[Stored data entries]
━━━

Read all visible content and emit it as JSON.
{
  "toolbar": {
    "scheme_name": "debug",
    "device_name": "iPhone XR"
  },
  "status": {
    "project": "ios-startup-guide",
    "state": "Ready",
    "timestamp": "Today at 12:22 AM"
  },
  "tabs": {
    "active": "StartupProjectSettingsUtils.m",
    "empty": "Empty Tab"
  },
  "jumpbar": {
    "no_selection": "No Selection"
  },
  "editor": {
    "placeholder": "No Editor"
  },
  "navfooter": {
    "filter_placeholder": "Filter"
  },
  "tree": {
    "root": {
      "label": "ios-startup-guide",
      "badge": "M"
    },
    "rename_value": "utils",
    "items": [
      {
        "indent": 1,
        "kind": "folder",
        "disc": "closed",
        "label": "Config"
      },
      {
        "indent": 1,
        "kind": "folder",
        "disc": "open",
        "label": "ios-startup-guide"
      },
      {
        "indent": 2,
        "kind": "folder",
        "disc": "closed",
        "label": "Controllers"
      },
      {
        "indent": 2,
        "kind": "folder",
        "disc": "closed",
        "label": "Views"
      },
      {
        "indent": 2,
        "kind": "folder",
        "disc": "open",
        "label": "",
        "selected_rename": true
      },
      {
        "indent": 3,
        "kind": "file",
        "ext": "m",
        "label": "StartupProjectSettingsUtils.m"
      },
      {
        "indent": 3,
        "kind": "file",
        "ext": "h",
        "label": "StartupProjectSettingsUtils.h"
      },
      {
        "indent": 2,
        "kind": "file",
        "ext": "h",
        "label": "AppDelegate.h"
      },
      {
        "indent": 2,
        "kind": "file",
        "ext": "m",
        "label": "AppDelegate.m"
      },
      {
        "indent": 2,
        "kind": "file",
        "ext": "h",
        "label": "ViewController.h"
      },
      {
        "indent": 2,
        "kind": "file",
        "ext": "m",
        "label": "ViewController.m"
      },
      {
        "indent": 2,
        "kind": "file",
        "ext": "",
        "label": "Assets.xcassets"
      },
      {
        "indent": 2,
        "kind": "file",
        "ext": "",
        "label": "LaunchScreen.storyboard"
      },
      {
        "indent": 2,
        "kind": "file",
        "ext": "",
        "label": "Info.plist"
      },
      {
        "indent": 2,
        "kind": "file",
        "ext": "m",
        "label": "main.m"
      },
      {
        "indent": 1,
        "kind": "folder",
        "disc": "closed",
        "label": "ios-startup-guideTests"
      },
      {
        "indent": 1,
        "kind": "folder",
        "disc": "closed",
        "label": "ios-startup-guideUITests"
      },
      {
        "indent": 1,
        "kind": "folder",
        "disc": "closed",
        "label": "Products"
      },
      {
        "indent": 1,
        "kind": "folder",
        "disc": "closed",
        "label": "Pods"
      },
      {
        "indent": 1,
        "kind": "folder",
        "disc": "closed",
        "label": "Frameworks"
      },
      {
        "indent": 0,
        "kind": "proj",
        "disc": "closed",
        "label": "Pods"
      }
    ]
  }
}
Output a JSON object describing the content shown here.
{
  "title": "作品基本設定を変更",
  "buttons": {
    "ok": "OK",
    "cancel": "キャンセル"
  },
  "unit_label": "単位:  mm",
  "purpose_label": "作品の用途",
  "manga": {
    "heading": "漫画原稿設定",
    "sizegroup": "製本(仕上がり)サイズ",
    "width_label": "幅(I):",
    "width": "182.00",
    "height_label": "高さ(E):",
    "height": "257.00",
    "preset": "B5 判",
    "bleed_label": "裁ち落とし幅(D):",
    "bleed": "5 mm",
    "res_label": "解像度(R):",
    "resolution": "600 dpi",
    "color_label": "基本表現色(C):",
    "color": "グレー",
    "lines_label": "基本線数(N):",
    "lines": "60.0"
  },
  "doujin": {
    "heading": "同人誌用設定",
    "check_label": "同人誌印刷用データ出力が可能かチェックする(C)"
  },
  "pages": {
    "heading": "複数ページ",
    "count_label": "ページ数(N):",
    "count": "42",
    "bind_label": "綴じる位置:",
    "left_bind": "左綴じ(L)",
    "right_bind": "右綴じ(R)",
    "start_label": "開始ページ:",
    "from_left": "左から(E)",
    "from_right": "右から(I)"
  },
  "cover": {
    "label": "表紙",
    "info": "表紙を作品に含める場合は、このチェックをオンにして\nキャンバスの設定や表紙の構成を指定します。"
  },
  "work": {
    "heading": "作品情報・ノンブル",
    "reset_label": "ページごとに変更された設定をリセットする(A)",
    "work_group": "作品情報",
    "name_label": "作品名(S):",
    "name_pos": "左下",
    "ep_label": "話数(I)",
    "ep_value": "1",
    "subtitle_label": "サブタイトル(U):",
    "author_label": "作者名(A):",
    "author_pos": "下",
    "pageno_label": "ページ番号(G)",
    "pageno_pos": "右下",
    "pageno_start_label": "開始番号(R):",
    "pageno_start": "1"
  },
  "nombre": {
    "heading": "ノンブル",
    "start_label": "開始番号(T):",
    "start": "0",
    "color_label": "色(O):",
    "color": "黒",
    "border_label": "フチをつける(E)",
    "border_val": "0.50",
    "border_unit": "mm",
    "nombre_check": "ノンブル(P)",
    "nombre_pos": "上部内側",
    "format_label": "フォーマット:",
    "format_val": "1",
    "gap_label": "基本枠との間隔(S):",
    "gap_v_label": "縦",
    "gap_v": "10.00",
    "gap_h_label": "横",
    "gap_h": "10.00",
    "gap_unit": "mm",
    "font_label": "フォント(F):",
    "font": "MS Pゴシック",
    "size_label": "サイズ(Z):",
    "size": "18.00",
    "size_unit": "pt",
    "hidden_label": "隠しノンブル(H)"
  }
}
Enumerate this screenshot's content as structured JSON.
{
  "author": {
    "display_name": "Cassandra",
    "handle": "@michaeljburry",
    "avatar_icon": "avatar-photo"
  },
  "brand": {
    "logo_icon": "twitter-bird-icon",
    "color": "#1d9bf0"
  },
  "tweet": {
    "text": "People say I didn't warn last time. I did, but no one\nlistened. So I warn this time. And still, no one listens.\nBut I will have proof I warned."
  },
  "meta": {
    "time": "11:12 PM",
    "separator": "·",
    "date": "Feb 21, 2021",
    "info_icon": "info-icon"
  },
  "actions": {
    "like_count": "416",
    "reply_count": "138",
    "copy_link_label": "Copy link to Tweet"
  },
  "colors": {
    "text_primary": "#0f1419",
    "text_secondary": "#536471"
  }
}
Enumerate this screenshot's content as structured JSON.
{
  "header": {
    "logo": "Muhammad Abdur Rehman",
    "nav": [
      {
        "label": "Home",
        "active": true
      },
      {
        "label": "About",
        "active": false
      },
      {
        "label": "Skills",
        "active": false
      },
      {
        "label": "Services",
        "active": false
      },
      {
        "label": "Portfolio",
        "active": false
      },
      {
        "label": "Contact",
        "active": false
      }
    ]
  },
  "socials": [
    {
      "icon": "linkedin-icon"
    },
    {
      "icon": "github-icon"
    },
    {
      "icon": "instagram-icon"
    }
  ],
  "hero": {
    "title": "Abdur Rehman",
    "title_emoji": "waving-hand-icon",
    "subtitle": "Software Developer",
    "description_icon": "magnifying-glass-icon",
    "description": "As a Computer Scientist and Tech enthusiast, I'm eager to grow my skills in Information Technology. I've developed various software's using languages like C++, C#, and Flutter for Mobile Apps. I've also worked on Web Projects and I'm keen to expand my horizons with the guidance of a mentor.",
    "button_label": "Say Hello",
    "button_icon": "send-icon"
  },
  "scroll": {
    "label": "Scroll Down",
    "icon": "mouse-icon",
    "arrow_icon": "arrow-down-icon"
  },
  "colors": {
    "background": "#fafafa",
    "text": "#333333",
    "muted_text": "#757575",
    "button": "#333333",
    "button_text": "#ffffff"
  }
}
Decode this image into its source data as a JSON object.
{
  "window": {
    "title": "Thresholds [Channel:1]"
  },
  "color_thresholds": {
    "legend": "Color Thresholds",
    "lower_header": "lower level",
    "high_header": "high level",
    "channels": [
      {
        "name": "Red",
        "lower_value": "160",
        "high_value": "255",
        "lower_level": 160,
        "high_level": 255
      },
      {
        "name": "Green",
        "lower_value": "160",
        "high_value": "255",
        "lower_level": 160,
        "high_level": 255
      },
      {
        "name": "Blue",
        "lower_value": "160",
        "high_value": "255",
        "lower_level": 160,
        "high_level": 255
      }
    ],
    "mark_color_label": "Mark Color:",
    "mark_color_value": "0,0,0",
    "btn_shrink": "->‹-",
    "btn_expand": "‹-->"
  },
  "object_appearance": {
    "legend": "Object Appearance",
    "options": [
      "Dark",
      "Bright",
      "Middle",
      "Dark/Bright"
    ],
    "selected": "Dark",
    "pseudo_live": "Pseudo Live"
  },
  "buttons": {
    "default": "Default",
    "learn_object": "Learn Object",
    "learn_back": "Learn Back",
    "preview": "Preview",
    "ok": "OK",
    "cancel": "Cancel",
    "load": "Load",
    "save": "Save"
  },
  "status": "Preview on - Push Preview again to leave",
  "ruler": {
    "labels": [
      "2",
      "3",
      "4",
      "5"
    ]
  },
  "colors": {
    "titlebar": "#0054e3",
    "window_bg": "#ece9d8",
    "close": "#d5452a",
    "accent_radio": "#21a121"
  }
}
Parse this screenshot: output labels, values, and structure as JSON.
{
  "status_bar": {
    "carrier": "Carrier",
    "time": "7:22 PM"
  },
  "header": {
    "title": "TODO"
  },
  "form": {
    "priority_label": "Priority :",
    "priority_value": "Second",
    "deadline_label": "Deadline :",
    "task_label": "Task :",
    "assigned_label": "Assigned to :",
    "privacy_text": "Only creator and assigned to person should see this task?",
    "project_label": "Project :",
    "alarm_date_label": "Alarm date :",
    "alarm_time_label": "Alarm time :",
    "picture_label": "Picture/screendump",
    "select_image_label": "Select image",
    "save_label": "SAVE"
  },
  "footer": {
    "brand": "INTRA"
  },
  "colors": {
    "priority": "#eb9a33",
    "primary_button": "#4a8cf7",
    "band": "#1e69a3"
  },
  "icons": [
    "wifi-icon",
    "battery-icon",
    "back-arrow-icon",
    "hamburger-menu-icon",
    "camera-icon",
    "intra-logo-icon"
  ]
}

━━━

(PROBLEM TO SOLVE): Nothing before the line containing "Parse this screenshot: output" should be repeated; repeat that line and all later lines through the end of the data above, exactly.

(RESPONSE AREA):
Parse this screenshot: output labels, values, and structure as JSON.
{
  "status_bar": {
    "carrier": "Carrier",
    "time": "7:22 PM"
  },
  "header": {
    "title": "TODO"
  },
  "form": {
    "priority_label": "Priority :",
    "priority_value": "Second",
    "deadline_label": "Deadline :",
    "task_label": "Task :",
    "assigned_label": "Assigned to :",
    "privacy_text": "Only creator and assigned to person should see this task?",
    "project_label": "Project :",
    "alarm_date_label": "Alarm date :",
    "alarm_time_label": "Alarm time :",
    "picture_label": "Picture/screendump",
    "select_image_label": "Select image",
    "save_label": "SAVE"
  },
  "footer": {
    "brand": "INTRA"
  },
  "colors": {
    "priority": "#eb9a33",
    "primary_button": "#4a8cf7",
    "band": "#1e69a3"
  },
  "icons": [
    "wifi-icon",
    "battery-icon",
    "back-arrow-icon",
    "hamburger-menu-icon",
    "camera-icon",
    "intra-logo-icon"
  ]
}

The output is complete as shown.